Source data
+++++

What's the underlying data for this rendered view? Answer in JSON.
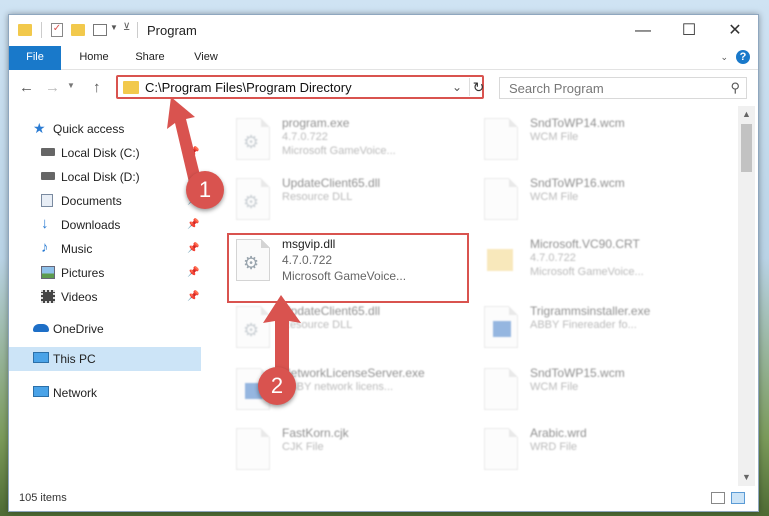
{
  "window": {
    "title": "Program",
    "minimize": "—",
    "maximize": "☐",
    "close": "✕"
  },
  "ribbon": {
    "tabs": [
      "File",
      "Home",
      "Share",
      "View"
    ],
    "help": "?"
  },
  "nav": {
    "address": "C:\\Program Files\\Program Directory",
    "search_placeholder": "Search Program"
  },
  "sidebar": {
    "items": [
      {
        "label": "Quick access",
        "icon": "star-icon",
        "pinned": false,
        "selected": false
      },
      {
        "label": "Local Disk (C:)",
        "icon": "drive-icon",
        "pinned": true,
        "selected": false
      },
      {
        "label": "Local Disk (D:)",
        "icon": "drive-icon",
        "pinned": true,
        "selected": false
      },
      {
        "label": "Documents",
        "icon": "documents-icon",
        "pinned": true,
        "selected": false
      },
      {
        "label": "Downloads",
        "icon": "download-icon",
        "pinned": true,
        "selected": false
      },
      {
        "label": "Music",
        "icon": "music-icon",
        "pinned": true,
        "selected": false
      },
      {
        "label": "Pictures",
        "icon": "pictures-icon",
        "pinned": true,
        "selected": false
      },
      {
        "label": "Videos",
        "icon": "videos-icon",
        "pinned": true,
        "selected": false
      },
      {
        "label": "OneDrive",
        "icon": "cloud-icon",
        "pinned": false,
        "selected": false
      },
      {
        "label": "This PC",
        "icon": "computer-icon",
        "pinned": false,
        "selected": true
      },
      {
        "label": "Network",
        "icon": "network-icon",
        "pinned": false,
        "selected": false
      }
    ]
  },
  "files": [
    {
      "name": "program.exe",
      "line1": "4.7.0.722",
      "line2": "Microsoft GameVoice...",
      "icon": "exe-icon",
      "dim": true
    },
    {
      "name": "SndToWP14.wcm",
      "line1": "WCM File",
      "line2": "",
      "icon": "file-icon",
      "dim": true
    },
    {
      "name": "UpdateClient65.dll",
      "line1": "Resource DLL",
      "line2": "",
      "icon": "dll-icon",
      "dim": true
    },
    {
      "name": "SndToWP16.wcm",
      "line1": "WCM File",
      "line2": "",
      "icon": "file-icon",
      "dim": true
    },
    {
      "name": "msgvip.dll",
      "line1": "4.7.0.722",
      "line2": "Microsoft GameVoice...",
      "icon": "dll-icon",
      "dim": false
    },
    {
      "name": "Microsoft.VC90.CRT",
      "line1": "4.7.0.722",
      "line2": "Microsoft GameVoice...",
      "icon": "folder-icon",
      "dim": true
    },
    {
      "name": "UpdateClient65.dll",
      "line1": "Resource DLL",
      "line2": "",
      "icon": "dll-icon",
      "dim": true
    },
    {
      "name": "Trigrammsinstaller.exe",
      "line1": "ABBY Finereader fo...",
      "line2": "",
      "icon": "installer-icon",
      "dim": true
    },
    {
      "name": "NetworkLicenseServer.exe",
      "line1": "ABBY network licens...",
      "line2": "",
      "icon": "installer-icon",
      "dim": true
    },
    {
      "name": "SndToWP15.wcm",
      "line1": "WCM File",
      "line2": "",
      "icon": "file-icon",
      "dim": true
    },
    {
      "name": "FastKorn.cjk",
      "line1": "CJK File",
      "line2": "",
      "icon": "file-icon",
      "dim": true
    },
    {
      "name": "Arabic.wrd",
      "line1": "WRD File",
      "line2": "",
      "icon": "file-icon",
      "dim": true
    }
  ],
  "status": {
    "count": "105 items"
  },
  "annotations": {
    "step1": "1",
    "step2": "2",
    "accent": "#d9534f"
  }
}
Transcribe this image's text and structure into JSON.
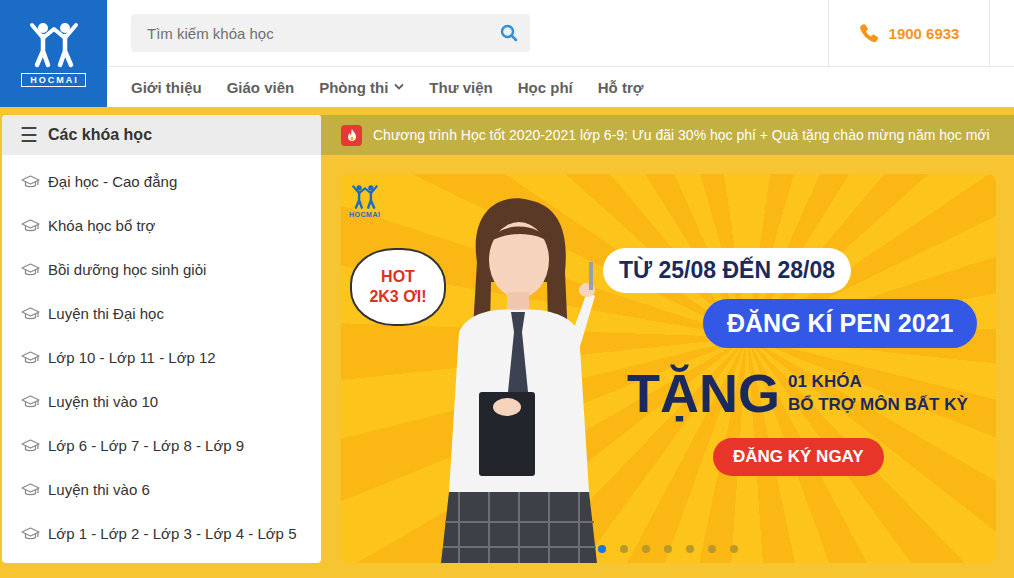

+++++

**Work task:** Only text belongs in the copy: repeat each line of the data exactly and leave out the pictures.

**Problem solution:**
What's the underlying data for this rendered view? Answer in JSON.
{
  "window": {
    "title": "Program",
    "minimize": "—",
    "maximize": "☐",
    "close": "✕"
  },
  "ribbon": {
    "tabs": [
      "File",
      "Home",
      "Share",
      "View"
    ],
    "help": "?"
  },
  "nav": {
    "address": "C:\\Program Files\\Program Directory",
    "search_placeholder": "Search Program"
  },
  "sidebar": {
    "items": [
      {
        "label": "Quick access",
        "icon": "star-icon",
        "pinned": false,
        "selected": false
      },
      {
        "label": "Local Disk (C:)",
        "icon": "drive-icon",
        "pinned": true,
        "selected": false
      },
      {
        "label": "Local Disk (D:)",
        "icon": "drive-icon",
        "pinned": true,
        "selected": false
      },
      {
        "label": "Documents",
        "icon": "documents-icon",
        "pinned": true,
        "selected": false
      },
      {
        "label": "Downloads",
        "icon": "download-icon",
        "pinned": true,
        "selected": false
      },
      {
        "label": "Music",
        "icon": "music-icon",
        "pinned": true,
        "selected": false
      },
      {
        "label": "Pictures",
        "icon": "pictures-icon",
        "pinned": true,
        "selected": false
      },
      {
        "label": "Videos",
        "icon": "videos-icon",
        "pinned": true,
        "selected": false
      },
      {
        "label": "OneDrive",
        "icon": "cloud-icon",
        "pinned": false,
        "selected": false
      },
      {
        "label": "This PC",
        "icon": "computer-icon",
        "pinned": false,
        "selected": true
      },
      {
        "label": "Network",
        "icon": "network-icon",
        "pinned": false,
        "selected": false
      }
    ]
  },
  "files": [
    {
      "name": "program.exe",
      "line1": "4.7.0.722",
      "line2": "Microsoft GameVoice...",
      "icon": "exe-icon",
      "dim": true
    },
    {
      "name": "SndToWP14.wcm",
      "line1": "WCM File",
      "line2": "",
      "icon": "file-icon",
      "dim": true
    },
    {
      "name": "UpdateClient65.dll",
      "line1": "Resource DLL",
      "line2": "",
      "icon": "dll-icon",
      "dim": true
    },
    {
      "name": "SndToWP16.wcm",
      "line1": "WCM File",
      "line2": "",
      "icon": "file-icon",
      "dim": true
    },
    {
      "name": "msgvip.dll",
      "line1": "4.7.0.722",
      "line2": "Microsoft GameVoice...",
      "icon": "dll-icon",
      "dim": false
    },
    {
      "name": "Microsoft.VC90.CRT",
      "line1": "4.7.0.722",
      "line2": "Microsoft GameVoice...",
      "icon": "folder-icon",
      "dim": true
    },
    {
      "name": "UpdateClient65.dll",
      "line1": "Resource DLL",
      "line2": "",
      "icon": "dll-icon",
      "dim": true
    },
    {
      "name": "Trigrammsinstaller.exe",
      "line1": "ABBY Finereader fo...",
      "line2": "",
      "icon": "installer-icon",
      "dim": true
    },
    {
      "name": "NetworkLicenseServer.exe",
      "line1": "ABBY network licens...",
      "line2": "",
      "icon": "installer-icon",
      "dim": true
    },
    {
      "name": "SndToWP15.wcm",
      "line1": "WCM File",
      "line2": "",
      "icon": "file-icon",
      "dim": true
    },
    {
      "name": "FastKorn.cjk",
      "line1": "CJK File",
      "line2": "",
      "icon": "file-icon",
      "dim": true
    },
    {
      "name": "Arabic.wrd",
      "line1": "WRD File",
      "line2": "",
      "icon": "file-icon",
      "dim": true
    }
  ],
  "status": {
    "count": "105 items"
  },
  "annotations": {
    "step1": "1",
    "step2": "2",
    "accent": "#d9534f"
  }
}
Transcribe this image's text and structure into JSON.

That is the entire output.